At times slow and predictable, the film aims to appeal to Gen Z audiences by embracing the vintage aesthetic: grainy filters, polaroids, worn leather jackets, and neon diner lights. It depicts Utah as one giant ghost town, which it is for Rodrigo. These are the places Rodrigo fell both in and out of love with, which is clear through director Stacy Lee’s creative decisions that romanticize the great American road trip through shots of desert landscapes, vacant gas stations, dated motel rooms, and even public restrooms. But the emphasis on the mundane borders on comical: one can picture an entire camera crew crowding into cramped gas station bathrooms to film moments of self-reflection.

Despite these shortcomings, “driving home 2 u” masterfully conveys the inner turmoil that comes with the songwriting process on the world stage. Footage of Rodrigo’s conversations with producer Dan Nigro demonstrates the attention to detail that goes into every aspect of production. Rodrigo shares her first drafts of hit songs like “drivers license,” describing the conflicting feelings of pride and self-doubt that come with releasing music. Although many scenes are clearly scripted, Rodrigo possesses a rare and genuine relatability that is present in her thoughtful narration. She discusses the struggles shared by young women around the world, from experiencing first heartbreaks to coping with unrealistic beauty standards promoted by social media. Rodrigo provides audiences with insight into what “SOUR” means to her, explaining that when “it felt like [her] world was ending almost everyday,” writing songs allowed her to create a friend for herself.

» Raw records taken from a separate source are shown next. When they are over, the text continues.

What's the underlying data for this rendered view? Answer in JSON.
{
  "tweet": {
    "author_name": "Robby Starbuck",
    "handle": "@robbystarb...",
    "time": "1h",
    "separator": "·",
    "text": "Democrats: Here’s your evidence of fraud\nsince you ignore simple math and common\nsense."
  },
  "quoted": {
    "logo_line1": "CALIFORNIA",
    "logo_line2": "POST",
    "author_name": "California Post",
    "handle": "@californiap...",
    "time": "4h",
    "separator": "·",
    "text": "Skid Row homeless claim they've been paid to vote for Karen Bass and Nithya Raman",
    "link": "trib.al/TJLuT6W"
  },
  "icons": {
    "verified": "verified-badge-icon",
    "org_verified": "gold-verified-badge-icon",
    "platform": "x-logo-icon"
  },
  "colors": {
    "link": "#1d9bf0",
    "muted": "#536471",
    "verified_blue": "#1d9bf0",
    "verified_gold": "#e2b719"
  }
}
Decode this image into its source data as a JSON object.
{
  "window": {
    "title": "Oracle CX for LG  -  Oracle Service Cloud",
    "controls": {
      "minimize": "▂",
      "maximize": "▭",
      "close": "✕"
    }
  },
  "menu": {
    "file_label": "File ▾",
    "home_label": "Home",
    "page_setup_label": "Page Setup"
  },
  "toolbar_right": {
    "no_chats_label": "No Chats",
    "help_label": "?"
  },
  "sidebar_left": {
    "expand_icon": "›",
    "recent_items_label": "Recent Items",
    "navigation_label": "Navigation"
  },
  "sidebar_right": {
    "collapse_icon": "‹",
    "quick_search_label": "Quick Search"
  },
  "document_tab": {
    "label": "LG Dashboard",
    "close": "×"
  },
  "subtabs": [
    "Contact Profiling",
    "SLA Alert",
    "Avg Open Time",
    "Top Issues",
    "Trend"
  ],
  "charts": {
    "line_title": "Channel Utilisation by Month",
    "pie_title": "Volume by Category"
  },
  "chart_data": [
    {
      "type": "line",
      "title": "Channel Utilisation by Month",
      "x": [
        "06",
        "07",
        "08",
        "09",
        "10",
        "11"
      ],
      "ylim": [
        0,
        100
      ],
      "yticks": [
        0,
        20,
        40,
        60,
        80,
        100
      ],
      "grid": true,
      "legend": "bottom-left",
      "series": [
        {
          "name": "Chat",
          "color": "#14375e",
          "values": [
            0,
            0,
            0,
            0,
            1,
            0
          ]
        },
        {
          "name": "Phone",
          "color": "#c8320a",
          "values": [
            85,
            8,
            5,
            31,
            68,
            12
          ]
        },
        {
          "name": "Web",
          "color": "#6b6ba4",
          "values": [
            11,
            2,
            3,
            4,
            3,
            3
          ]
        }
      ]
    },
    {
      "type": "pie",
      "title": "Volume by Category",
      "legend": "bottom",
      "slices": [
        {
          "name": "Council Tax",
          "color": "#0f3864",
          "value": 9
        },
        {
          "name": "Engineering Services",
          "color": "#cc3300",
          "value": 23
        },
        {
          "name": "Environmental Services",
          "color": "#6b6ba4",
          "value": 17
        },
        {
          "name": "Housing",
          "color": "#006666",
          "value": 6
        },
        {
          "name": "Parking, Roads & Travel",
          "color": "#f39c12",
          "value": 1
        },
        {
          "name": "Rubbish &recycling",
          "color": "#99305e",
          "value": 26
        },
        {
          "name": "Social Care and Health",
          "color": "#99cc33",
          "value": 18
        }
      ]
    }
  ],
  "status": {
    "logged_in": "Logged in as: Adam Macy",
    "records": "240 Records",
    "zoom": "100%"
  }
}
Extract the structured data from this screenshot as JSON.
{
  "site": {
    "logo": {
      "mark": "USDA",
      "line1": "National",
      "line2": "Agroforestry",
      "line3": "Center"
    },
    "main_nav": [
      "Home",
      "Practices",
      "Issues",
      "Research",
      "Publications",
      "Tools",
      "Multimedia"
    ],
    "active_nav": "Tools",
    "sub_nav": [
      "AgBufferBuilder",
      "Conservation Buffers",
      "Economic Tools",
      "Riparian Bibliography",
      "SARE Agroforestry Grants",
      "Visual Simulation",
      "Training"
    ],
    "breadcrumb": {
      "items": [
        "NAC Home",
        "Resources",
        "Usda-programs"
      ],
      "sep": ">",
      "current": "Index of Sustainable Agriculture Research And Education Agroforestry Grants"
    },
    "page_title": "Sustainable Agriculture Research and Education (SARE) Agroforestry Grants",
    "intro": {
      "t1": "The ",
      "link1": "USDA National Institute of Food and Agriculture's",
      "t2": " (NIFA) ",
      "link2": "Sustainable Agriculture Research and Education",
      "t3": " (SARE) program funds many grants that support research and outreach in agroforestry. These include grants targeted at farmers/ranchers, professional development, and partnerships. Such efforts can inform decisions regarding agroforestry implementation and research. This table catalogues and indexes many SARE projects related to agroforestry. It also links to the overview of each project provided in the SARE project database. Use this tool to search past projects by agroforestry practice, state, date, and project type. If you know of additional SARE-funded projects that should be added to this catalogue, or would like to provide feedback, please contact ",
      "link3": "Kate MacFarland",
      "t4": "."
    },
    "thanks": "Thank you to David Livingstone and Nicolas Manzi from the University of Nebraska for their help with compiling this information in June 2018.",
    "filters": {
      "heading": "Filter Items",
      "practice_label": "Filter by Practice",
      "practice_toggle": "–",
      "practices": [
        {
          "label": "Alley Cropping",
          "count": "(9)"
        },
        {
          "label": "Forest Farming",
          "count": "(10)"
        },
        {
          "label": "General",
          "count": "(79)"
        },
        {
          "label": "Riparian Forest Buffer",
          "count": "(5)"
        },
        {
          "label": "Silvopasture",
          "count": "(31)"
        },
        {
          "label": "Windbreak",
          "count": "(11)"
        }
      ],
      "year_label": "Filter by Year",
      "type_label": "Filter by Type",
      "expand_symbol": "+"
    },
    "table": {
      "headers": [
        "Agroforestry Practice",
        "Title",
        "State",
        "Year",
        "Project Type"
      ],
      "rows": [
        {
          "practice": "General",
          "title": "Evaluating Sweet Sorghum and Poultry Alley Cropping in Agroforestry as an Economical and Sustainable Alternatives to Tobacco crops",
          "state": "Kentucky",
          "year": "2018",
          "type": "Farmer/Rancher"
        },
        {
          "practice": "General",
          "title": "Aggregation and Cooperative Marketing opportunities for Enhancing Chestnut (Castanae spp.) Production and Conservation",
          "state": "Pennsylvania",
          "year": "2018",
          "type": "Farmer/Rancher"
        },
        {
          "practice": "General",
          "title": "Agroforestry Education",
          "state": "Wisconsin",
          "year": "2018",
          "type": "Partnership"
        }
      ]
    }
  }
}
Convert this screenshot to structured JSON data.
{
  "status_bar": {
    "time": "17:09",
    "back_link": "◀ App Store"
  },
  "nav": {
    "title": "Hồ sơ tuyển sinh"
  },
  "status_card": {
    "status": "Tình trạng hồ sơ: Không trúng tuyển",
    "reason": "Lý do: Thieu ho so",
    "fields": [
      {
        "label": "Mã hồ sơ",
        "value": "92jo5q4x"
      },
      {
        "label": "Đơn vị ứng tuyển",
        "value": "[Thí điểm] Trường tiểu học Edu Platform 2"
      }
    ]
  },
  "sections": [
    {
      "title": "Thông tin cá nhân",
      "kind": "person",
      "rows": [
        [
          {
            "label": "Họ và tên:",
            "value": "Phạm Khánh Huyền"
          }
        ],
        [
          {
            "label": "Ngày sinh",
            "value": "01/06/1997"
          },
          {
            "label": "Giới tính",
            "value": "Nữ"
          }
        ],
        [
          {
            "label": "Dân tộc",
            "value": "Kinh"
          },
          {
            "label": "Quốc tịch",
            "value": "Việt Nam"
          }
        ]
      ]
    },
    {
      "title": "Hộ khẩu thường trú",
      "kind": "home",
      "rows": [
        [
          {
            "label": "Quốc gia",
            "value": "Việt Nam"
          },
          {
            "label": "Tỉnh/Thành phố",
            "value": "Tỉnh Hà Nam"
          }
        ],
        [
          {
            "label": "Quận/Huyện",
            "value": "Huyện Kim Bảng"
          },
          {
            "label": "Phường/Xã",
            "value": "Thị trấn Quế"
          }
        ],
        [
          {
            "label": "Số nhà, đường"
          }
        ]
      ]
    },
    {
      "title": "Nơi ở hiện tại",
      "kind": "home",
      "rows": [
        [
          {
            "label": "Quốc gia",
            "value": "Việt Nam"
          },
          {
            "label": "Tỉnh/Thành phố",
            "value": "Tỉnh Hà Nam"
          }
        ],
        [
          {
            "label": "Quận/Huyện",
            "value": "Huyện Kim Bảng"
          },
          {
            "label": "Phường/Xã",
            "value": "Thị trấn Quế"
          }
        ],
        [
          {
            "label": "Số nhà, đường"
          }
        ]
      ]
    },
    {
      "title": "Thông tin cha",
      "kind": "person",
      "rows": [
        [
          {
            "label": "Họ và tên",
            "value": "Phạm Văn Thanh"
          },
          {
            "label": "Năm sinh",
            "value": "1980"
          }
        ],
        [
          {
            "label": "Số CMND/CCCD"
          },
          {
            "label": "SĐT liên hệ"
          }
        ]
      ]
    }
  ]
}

However, her songs are presented with some strange musical performance choices in “driving home 2 u.” “happier” and “deja vu” are both filmed with Rodrigo and the entire band awkwardly seated. For the “happier” performance, the band is spread out across multiple carpeted rooms with pastel walls, and the camera pans from room to room. Similarly, “deja vu” features Rodrigo and her band perched in a row on the rooftop of Motor Vu Drive-in Theater, sitting cross-legged. At the opposite end of the spectrum, “jealousy, jealousy” and “brutal” are performed with so much dramatic hair flipping and stomping around in combat boots that they feel almost like parodies. Underneath a bustling freeway and inside an abandoned airplane in the Mojave Desert, Rodrigo jumps around, bobbing her head emphatically to the music as the camera view shakes violently. Choreography aside, Rodrigo’s vocals are consistently impressive, supported by a reservoir of emotion that she taps into on a whim, adding texture to every performance.

The highlight of the documentary is Rodrigo’s performance of “good 4 u,” filmed in Red Rock Canyon State Park, California. The Pop-punk heartbreak anthem is reinvented with a string orchestra, creating an iconic performance that is dramatized by the rich colors of the rock strata in the background. The sophistication of the orchestral backing contrasts with the teenage angst fueling Rodrigo’s lyrics, hinting at the societal pressure young women feel to grow up gracefully. In the final chorus, Rodrigo switches to her lower register, a rarity in most of her songs. Her chest voice supplies a warmth and richness to the lyrics that allows her vulnerability and authenticity to shine.

As the film draws to a close, Rodrigo is seen running into the ocean, wading through the choppy blue waves at the end of the most hectic, extraordinary year of her life. “SOUR” is a pandemic record, and “driving home 2 u” is a pandemic film. The crushing weight of quarantine’s solitude and the unrelenting grip of memory encircle them both, managing to create something captivating from broken pieces. The beauty of the documentary is that it manages to capture all of this through the eyes of a world-renowned singer while maintaining her humanity. Rodrigo herself admits, “You want people to look at you for your talent and your skill and you’re also, you know, 18. I want people to think I’m pretty and cool.” Rodrigo’s magic comes from her ability to string words together in a way that’s universally moving, but at the end of the day, she’s just a teenage girl trying her best.